Input data:
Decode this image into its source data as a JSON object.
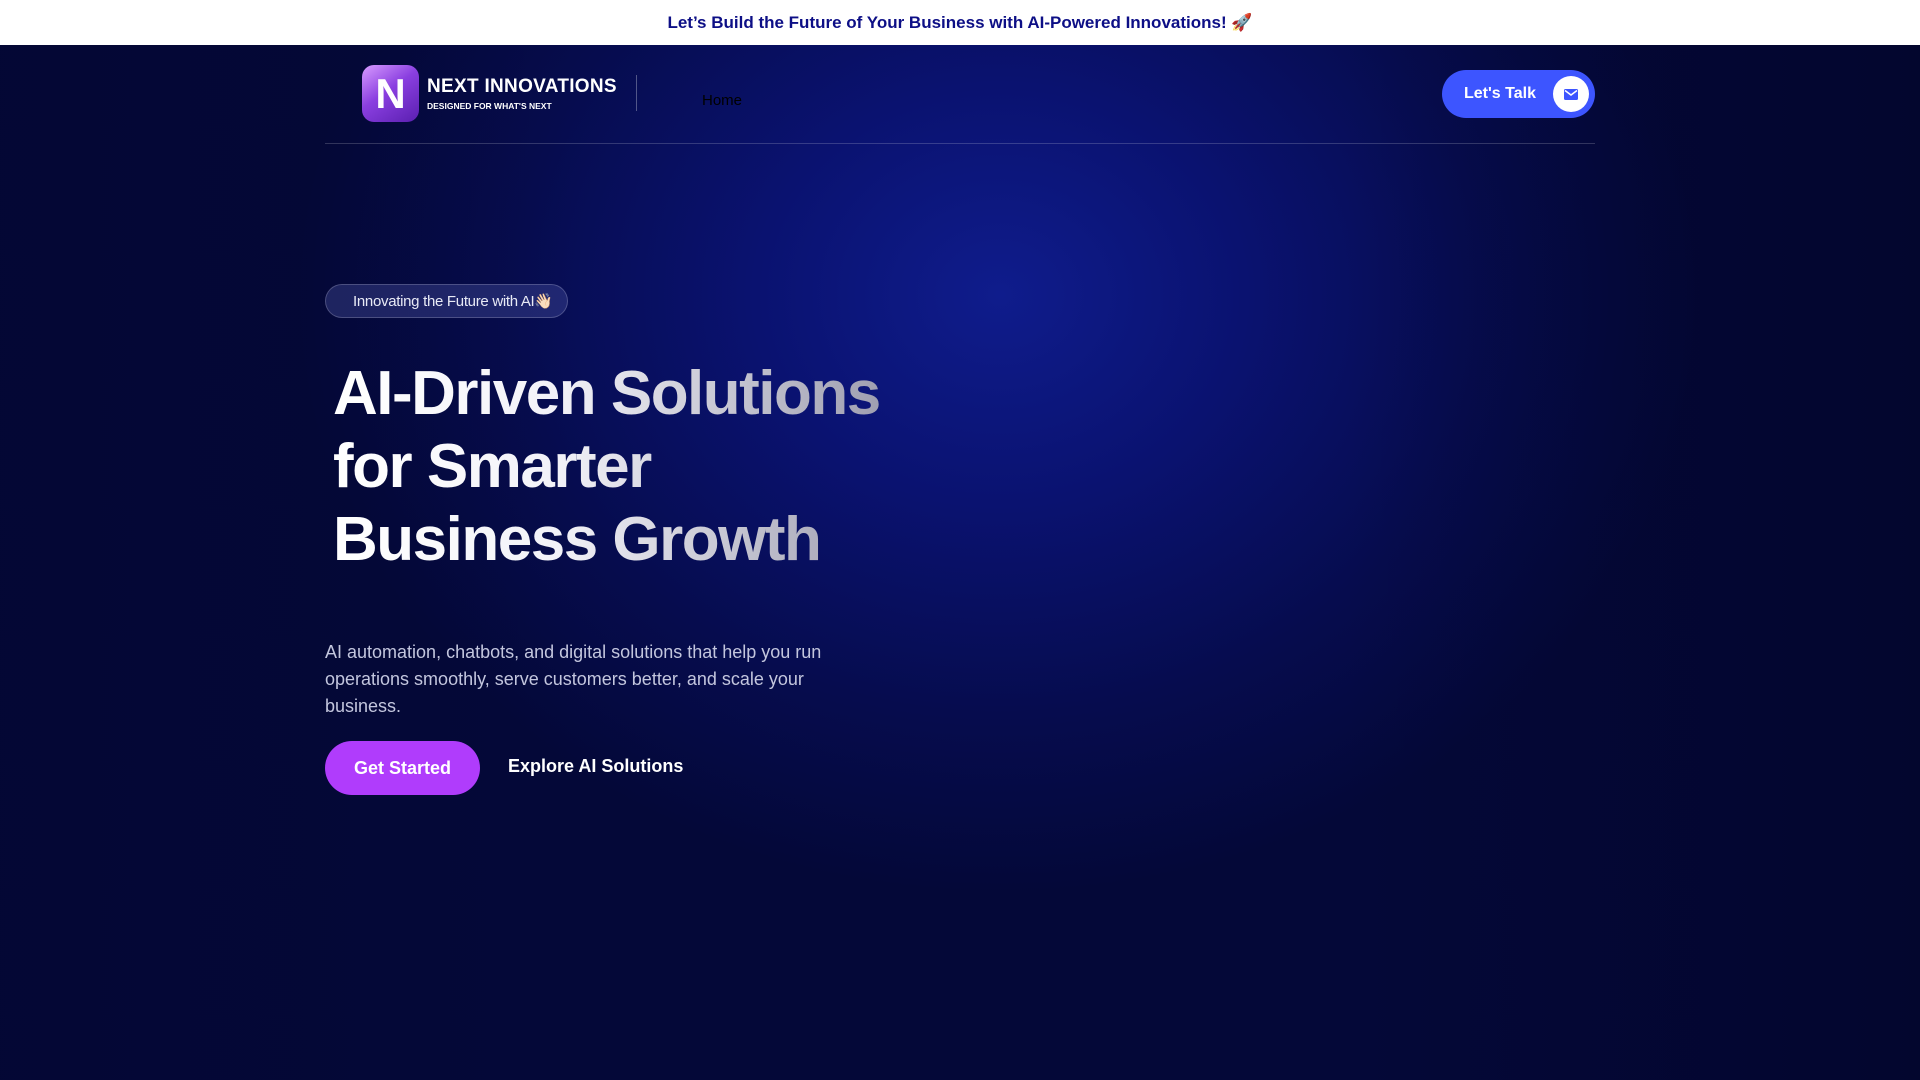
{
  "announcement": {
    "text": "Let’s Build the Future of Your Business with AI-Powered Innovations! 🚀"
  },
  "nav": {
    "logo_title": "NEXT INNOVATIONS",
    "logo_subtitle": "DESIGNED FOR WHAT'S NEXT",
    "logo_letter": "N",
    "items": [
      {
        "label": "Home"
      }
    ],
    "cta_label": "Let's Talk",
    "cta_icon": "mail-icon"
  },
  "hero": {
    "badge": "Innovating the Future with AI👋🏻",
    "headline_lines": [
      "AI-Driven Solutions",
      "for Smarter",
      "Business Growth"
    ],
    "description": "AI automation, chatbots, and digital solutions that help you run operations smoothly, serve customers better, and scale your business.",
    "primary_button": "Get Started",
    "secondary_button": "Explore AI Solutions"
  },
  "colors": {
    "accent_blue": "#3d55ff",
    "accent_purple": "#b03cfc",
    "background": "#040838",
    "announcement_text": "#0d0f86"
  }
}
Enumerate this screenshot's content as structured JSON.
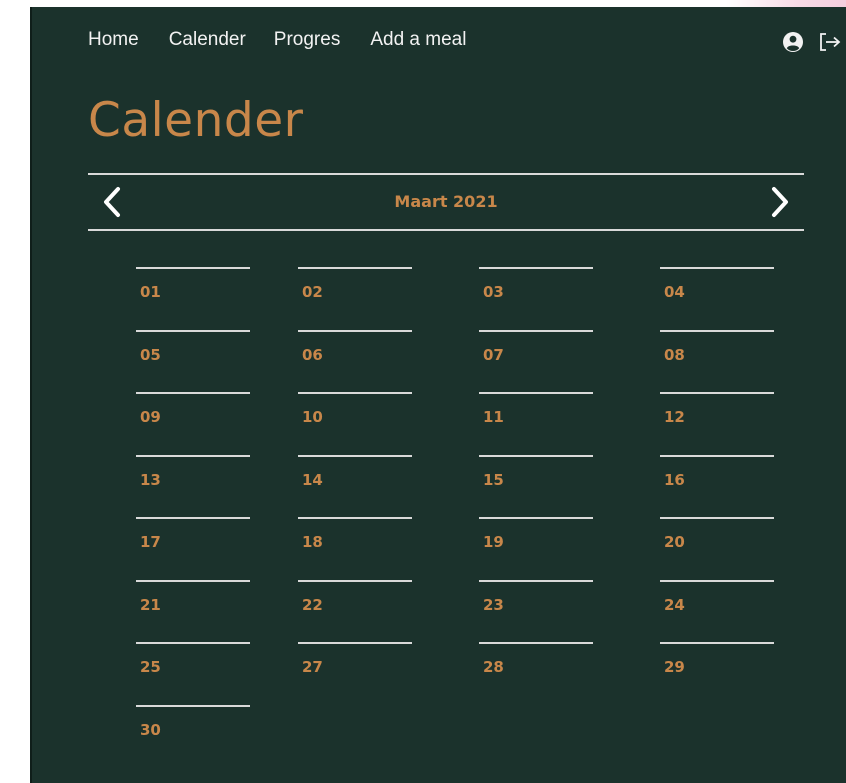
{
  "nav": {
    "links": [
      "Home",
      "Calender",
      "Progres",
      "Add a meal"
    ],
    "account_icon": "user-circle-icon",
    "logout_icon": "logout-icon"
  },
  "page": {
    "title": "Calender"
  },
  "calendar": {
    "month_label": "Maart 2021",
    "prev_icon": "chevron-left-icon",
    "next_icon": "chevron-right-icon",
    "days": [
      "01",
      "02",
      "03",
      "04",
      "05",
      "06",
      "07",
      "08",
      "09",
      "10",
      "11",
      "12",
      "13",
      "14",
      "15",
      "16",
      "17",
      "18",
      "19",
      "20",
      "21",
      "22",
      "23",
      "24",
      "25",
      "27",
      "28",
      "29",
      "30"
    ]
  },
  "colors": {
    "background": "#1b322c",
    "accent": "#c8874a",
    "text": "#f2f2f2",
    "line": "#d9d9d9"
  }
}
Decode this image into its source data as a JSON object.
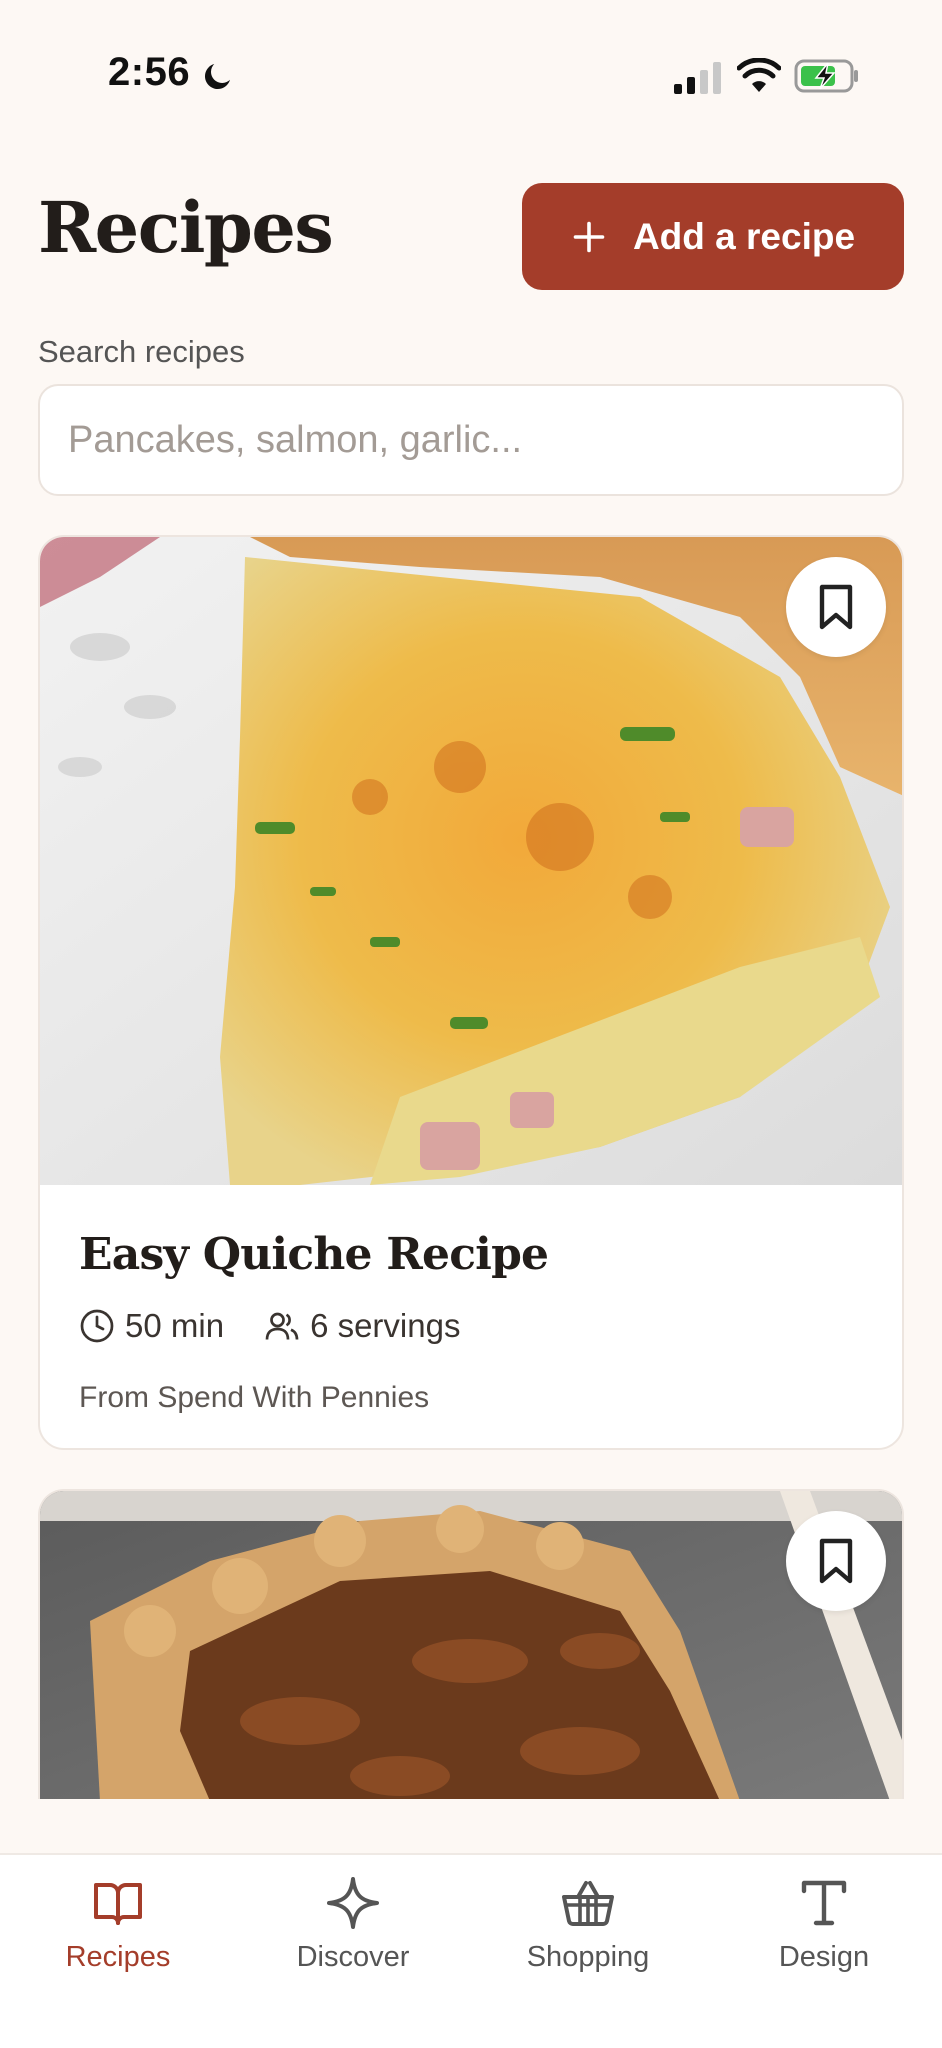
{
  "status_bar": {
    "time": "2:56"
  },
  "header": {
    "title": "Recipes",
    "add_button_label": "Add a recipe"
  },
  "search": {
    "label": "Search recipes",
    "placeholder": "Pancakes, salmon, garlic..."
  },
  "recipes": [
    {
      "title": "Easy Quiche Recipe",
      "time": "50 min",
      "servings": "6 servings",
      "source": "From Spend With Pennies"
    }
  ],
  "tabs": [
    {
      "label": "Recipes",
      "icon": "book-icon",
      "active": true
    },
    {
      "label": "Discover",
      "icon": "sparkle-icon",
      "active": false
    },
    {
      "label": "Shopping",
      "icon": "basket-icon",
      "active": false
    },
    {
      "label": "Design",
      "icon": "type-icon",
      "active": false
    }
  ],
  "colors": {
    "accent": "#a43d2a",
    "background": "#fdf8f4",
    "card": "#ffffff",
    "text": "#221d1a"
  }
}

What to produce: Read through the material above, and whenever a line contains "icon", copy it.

Response:
    "cta_icon": "mail-icon"
    "account_icon": "user-circle-icon",
    "logout_icon": "logout-icon"
    "prev_icon": "chevron-left-icon",
    "next_icon": "chevron-right-icon",
      "icon": "book-icon",
      "icon": "sparkle-icon",
      "icon": "basket-icon",
      "icon": "type-icon",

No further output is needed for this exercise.